Thanks very much for that it looks really useful, I’m glad you’ve found it an interesting problem! It’s good to know that the point choice is so important!

I’ve been having a bit of fun with brute-forcing an approximation to the problem in 1D in Matlab. Essentially, this involves fitting a few tens of thousands of polynomials to the chosen points that they are capable of fitting exactly, then squaring the exact functions and comparing this to the lower order polynomial achieved by fitting a new function to the values at the points squared. Then you can subtract these from each other, square them, and integrate exactly to get an L_2 norm of the difference between them.

It turns out that you get surprisingly smooth variability of the mean accuracy over all the random initial polynomials, so it’s possible to run it through one of Matlab’s constrained nonlinear optimisers to get a reasonable guess. Looking at the Lesbegue constants of the points, it looks like the “aliasing optimised” points do not to badly, maybe within ~15-20% of the minimum, but they definitely don’t seem to be at any of the obvious sets of quadrature points (Legendre, Gauss, Chebyshev 1 or 2, Lobatto…). Changing the flux function from f = q^2 to f = q^3 seems to change the location of the optimal points slightly, which did surprise me a bit, although the cubic surface was more noisy - I think I’ll need to rerun but with far higher numbers of trial polynomials to be sure of this.

I don’t seem to be able to post the Matlab code I used on here, but although like I say, it’s extremely crude, but if you’d be interested in it, I’d be happy to share it some other way. I thought I might try and do something similar in 2D, using your notebook as a starting point? If it works, it might be worth to compare your elegant results with these brute force ones!

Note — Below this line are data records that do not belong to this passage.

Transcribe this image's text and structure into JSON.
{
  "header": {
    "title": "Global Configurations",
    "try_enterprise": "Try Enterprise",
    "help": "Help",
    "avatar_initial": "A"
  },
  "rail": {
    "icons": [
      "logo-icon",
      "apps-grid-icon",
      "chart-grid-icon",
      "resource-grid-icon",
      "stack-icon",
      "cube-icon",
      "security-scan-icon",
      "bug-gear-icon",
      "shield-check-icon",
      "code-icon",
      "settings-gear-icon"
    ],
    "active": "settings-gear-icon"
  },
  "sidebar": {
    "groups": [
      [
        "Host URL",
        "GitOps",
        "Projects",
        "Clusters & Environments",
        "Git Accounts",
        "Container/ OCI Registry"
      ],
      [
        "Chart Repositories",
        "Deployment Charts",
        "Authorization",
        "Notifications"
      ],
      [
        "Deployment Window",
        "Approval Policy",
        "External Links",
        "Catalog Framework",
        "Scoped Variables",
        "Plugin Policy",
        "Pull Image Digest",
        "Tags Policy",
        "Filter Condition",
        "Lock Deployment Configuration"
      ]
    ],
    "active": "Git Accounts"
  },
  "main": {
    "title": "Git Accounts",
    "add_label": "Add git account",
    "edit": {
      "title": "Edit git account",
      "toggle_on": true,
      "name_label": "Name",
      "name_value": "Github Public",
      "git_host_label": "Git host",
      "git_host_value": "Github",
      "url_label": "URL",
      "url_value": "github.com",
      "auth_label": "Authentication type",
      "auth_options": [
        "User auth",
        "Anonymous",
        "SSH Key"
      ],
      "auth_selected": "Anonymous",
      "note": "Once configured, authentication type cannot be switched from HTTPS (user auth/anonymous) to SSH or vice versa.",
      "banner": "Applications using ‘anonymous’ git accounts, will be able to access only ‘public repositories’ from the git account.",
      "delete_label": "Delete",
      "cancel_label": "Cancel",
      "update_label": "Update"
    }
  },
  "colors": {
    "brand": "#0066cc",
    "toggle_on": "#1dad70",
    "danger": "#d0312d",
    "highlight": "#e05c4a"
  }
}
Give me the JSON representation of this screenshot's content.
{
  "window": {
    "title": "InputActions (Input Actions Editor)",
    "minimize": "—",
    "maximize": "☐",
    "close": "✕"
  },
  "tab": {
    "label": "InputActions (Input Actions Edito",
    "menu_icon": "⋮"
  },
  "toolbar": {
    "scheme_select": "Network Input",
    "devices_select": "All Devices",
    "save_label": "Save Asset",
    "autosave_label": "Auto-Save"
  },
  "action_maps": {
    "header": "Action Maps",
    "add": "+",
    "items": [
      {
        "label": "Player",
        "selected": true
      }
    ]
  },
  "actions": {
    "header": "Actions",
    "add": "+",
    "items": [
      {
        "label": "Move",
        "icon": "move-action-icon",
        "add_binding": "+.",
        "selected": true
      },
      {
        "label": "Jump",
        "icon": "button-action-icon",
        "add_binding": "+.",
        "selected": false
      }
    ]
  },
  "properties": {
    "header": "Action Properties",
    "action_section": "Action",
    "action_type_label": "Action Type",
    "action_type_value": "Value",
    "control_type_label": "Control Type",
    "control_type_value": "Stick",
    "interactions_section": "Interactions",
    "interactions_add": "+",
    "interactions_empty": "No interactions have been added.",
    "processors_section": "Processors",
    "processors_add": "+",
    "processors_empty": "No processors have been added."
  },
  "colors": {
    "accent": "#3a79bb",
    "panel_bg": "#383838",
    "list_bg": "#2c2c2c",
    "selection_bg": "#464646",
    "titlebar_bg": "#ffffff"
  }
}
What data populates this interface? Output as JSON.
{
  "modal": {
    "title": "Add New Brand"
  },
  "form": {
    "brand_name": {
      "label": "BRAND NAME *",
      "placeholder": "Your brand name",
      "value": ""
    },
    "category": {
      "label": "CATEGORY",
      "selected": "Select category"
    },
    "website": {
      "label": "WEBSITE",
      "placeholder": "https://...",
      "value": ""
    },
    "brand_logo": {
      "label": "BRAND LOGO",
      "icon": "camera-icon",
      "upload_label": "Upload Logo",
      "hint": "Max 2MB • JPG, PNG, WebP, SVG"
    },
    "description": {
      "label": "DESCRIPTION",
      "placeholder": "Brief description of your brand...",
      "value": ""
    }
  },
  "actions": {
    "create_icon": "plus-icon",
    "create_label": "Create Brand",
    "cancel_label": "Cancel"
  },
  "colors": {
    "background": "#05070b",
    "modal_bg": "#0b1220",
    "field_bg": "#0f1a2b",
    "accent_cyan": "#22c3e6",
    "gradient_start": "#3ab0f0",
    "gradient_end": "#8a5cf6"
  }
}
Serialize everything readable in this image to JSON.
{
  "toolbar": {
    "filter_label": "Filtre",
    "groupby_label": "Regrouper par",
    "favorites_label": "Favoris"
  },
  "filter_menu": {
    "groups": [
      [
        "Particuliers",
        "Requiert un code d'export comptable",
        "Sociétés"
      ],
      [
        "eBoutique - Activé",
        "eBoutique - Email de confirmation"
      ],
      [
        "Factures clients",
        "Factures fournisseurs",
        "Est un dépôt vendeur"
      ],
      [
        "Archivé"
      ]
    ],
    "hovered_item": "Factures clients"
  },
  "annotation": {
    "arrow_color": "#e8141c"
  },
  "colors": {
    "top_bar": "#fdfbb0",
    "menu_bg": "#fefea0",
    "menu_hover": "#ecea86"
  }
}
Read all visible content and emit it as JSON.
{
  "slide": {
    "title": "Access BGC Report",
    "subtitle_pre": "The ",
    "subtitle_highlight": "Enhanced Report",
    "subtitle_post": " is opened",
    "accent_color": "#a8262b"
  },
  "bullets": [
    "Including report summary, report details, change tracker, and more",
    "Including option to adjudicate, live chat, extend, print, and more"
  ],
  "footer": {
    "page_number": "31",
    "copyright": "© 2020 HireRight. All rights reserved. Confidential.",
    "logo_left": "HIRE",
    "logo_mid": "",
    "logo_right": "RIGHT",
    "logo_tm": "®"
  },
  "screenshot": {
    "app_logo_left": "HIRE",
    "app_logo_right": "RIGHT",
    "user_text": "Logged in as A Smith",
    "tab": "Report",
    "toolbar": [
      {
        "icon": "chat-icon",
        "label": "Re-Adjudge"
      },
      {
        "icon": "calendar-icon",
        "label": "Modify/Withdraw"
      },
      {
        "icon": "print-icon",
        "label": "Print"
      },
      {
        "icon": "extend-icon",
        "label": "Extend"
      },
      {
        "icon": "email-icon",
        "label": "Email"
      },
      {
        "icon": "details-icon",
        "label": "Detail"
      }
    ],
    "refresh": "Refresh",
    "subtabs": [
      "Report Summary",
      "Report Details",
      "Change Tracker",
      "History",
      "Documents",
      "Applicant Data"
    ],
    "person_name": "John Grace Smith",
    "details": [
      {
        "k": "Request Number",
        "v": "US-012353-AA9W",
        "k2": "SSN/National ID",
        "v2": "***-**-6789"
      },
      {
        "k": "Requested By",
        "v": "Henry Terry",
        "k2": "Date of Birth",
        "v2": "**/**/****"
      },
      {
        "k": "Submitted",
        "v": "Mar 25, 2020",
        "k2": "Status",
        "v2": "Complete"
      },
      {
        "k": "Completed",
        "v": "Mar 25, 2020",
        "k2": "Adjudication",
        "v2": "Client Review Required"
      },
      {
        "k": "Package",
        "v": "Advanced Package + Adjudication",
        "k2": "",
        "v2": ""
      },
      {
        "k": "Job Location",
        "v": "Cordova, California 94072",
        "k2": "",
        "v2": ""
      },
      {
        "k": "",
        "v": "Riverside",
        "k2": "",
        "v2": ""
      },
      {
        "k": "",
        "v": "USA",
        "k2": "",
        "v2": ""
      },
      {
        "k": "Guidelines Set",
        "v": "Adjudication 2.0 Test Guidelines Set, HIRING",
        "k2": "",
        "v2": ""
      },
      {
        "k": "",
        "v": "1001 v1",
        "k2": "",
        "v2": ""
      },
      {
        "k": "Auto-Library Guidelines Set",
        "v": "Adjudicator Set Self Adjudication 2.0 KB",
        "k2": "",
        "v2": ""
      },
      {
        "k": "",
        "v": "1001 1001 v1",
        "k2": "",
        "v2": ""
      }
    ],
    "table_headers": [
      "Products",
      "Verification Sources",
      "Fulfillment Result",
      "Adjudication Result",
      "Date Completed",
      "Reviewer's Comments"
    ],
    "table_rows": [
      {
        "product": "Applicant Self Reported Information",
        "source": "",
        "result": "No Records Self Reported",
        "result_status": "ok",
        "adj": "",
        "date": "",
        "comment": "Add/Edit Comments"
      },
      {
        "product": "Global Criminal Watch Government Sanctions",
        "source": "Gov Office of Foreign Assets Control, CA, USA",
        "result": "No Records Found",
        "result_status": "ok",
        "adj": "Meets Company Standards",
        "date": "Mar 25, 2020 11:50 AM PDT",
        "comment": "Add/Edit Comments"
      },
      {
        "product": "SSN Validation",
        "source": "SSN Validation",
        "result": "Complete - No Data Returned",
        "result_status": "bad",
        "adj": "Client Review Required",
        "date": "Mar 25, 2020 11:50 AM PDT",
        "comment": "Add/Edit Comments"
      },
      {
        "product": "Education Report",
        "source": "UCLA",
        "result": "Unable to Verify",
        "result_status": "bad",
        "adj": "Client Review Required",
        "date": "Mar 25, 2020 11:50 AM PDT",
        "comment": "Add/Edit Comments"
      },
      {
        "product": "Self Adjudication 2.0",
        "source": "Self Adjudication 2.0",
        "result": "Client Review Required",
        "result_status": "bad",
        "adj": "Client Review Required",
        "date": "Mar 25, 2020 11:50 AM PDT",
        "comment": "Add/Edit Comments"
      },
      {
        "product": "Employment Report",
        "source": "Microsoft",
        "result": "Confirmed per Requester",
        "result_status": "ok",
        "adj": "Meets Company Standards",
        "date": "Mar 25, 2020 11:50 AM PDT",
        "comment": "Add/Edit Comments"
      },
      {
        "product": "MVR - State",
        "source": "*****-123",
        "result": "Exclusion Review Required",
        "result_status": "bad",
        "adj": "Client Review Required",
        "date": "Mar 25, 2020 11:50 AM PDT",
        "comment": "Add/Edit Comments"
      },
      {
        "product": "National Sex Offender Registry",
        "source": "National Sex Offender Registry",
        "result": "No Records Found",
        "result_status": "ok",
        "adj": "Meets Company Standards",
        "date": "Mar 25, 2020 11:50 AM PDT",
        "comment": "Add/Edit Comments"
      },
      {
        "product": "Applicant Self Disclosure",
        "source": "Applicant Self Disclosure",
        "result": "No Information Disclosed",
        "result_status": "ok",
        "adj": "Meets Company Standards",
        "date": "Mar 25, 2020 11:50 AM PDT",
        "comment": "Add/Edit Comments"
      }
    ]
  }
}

Cheers, and I’ll keep you all posted,
Rob

1 Like

Yeap, feel free to email us the matlab code!